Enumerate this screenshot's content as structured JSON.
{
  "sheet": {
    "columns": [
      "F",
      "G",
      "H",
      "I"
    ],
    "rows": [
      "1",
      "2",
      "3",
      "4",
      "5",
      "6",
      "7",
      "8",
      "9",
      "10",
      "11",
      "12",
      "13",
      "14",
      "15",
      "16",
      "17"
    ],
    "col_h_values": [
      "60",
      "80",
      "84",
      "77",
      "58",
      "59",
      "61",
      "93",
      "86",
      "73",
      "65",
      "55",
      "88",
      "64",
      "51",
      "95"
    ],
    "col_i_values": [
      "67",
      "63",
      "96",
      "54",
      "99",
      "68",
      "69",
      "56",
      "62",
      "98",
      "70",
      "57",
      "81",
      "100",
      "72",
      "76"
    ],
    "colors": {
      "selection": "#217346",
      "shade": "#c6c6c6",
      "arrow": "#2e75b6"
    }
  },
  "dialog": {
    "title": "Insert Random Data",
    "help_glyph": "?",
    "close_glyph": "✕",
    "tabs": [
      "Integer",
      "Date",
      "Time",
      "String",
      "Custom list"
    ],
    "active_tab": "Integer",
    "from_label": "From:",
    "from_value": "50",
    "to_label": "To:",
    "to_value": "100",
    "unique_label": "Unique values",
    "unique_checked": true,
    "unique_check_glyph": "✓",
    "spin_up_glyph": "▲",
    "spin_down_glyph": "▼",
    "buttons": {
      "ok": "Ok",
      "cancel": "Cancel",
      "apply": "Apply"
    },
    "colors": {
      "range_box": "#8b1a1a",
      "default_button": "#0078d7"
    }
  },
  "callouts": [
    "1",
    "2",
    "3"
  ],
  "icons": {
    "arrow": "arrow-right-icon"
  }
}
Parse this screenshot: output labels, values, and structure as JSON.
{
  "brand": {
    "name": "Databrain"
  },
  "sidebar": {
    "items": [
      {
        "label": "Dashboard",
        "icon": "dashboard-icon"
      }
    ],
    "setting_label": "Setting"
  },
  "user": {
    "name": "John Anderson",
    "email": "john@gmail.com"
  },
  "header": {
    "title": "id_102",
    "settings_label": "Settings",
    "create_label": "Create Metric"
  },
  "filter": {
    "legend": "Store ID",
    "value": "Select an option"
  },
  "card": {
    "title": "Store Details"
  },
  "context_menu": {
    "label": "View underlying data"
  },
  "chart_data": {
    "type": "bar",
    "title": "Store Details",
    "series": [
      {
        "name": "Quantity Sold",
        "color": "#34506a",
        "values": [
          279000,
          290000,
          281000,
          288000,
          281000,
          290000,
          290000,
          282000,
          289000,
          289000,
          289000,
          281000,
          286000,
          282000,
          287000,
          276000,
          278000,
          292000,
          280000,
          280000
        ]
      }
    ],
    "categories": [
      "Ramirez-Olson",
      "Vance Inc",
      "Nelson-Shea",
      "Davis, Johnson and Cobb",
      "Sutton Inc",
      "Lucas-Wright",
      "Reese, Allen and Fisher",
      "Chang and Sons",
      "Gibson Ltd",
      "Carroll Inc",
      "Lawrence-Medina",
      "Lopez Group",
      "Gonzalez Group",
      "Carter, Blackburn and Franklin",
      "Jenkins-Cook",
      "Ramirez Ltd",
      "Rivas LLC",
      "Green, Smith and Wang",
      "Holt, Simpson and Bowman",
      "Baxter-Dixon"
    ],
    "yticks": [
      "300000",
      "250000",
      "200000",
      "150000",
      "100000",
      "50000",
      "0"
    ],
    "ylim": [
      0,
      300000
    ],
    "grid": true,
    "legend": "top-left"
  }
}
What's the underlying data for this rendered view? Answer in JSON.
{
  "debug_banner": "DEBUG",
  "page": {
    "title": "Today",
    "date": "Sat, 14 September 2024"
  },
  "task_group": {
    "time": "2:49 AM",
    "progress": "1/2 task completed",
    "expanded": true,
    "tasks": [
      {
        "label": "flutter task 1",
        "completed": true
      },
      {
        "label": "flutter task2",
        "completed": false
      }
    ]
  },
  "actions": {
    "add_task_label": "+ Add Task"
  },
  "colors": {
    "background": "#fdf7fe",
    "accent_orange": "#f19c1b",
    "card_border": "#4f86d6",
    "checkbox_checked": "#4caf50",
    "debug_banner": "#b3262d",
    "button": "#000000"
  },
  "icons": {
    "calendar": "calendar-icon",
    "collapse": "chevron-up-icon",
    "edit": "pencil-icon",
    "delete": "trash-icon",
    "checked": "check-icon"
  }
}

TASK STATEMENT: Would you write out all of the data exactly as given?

EXERCISE RESPONSE:
Enumerate this screenshot's content as structured JSON.
{
  "sheet": {
    "columns": [
      "F",
      "G",
      "H",
      "I"
    ],
    "rows": [
      "1",
      "2",
      "3",
      "4",
      "5",
      "6",
      "7",
      "8",
      "9",
      "10",
      "11",
      "12",
      "13",
      "14",
      "15",
      "16",
      "17"
    ],
    "col_h_values": [
      "60",
      "80",
      "84",
      "77",
      "58",
      "59",
      "61",
      "93",
      "86",
      "73",
      "65",
      "55",
      "88",
      "64",
      "51",
      "95"
    ],
    "col_i_values": [
      "67",
      "63",
      "96",
      "54",
      "99",
      "68",
      "69",
      "56",
      "62",
      "98",
      "70",
      "57",
      "81",
      "100",
      "72",
      "76"
    ],
    "colors": {
      "selection": "#217346",
      "shade": "#c6c6c6",
      "arrow": "#2e75b6"
    }
  },
  "dialog": {
    "title": "Insert Random Data",
    "help_glyph": "?",
    "close_glyph": "✕",
    "tabs": [
      "Integer",
      "Date",
      "Time",
      "String",
      "Custom list"
    ],
    "active_tab": "Integer",
    "from_label": "From:",
    "from_value": "50",
    "to_label": "To:",
    "to_value": "100",
    "unique_label": "Unique values",
    "unique_checked": true,
    "unique_check_glyph": "✓",
    "spin_up_glyph": "▲",
    "spin_down_glyph": "▼",
    "buttons": {
      "ok": "Ok",
      "cancel": "Cancel",
      "apply": "Apply"
    },
    "colors": {
      "range_box": "#8b1a1a",
      "default_button": "#0078d7"
    }
  },
  "callouts": [
    "1",
    "2",
    "3"
  ],
  "icons": {
    "arrow": "arrow-right-icon"
  }
}
Parse this screenshot: output labels, values, and structure as JSON.
{
  "brand": {
    "name": "Databrain"
  },
  "sidebar": {
    "items": [
      {
        "label": "Dashboard",
        "icon": "dashboard-icon"
      }
    ],
    "setting_label": "Setting"
  },
  "user": {
    "name": "John Anderson",
    "email": "john@gmail.com"
  },
  "header": {
    "title": "id_102",
    "settings_label": "Settings",
    "create_label": "Create Metric"
  },
  "filter": {
    "legend": "Store ID",
    "value": "Select an option"
  },
  "card": {
    "title": "Store Details"
  },
  "context_menu": {
    "label": "View underlying data"
  },
  "chart_data": {
    "type": "bar",
    "title": "Store Details",
    "series": [
      {
        "name": "Quantity Sold",
        "color": "#34506a",
        "values": [
          279000,
          290000,
          281000,
          288000,
          281000,
          290000,
          290000,
          282000,
          289000,
          289000,
          289000,
          281000,
          286000,
          282000,
          287000,
          276000,
          278000,
          292000,
          280000,
          280000
        ]
      }
    ],
    "categories": [
      "Ramirez-Olson",
      "Vance Inc",
      "Nelson-Shea",
      "Davis, Johnson and Cobb",
      "Sutton Inc",
      "Lucas-Wright",
      "Reese, Allen and Fisher",
      "Chang and Sons",
      "Gibson Ltd",
      "Carroll Inc",
      "Lawrence-Medina",
      "Lopez Group",
      "Gonzalez Group",
      "Carter, Blackburn and Franklin",
      "Jenkins-Cook",
      "Ramirez Ltd",
      "Rivas LLC",
      "Green, Smith and Wang",
      "Holt, Simpson and Bowman",
      "Baxter-Dixon"
    ],
    "yticks": [
      "300000",
      "250000",
      "200000",
      "150000",
      "100000",
      "50000",
      "0"
    ],
    "ylim": [
      0,
      300000
    ],
    "grid": true,
    "legend": "top-left"
  }
}
What's the underlying data for this rendered view? Answer in JSON.
{
  "debug_banner": "DEBUG",
  "page": {
    "title": "Today",
    "date": "Sat, 14 September 2024"
  },
  "task_group": {
    "time": "2:49 AM",
    "progress": "1/2 task completed",
    "expanded": true,
    "tasks": [
      {
        "label": "flutter task 1",
        "completed": true
      },
      {
        "label": "flutter task2",
        "completed": false
      }
    ]
  },
  "actions": {
    "add_task_label": "+ Add Task"
  },
  "colors": {
    "background": "#fdf7fe",
    "accent_orange": "#f19c1b",
    "card_border": "#4f86d6",
    "checkbox_checked": "#4caf50",
    "debug_banner": "#b3262d",
    "button": "#000000"
  },
  "icons": {
    "calendar": "calendar-icon",
    "collapse": "chevron-up-icon",
    "edit": "pencil-icon",
    "delete": "trash-icon",
    "checked": "check-icon"
  }
}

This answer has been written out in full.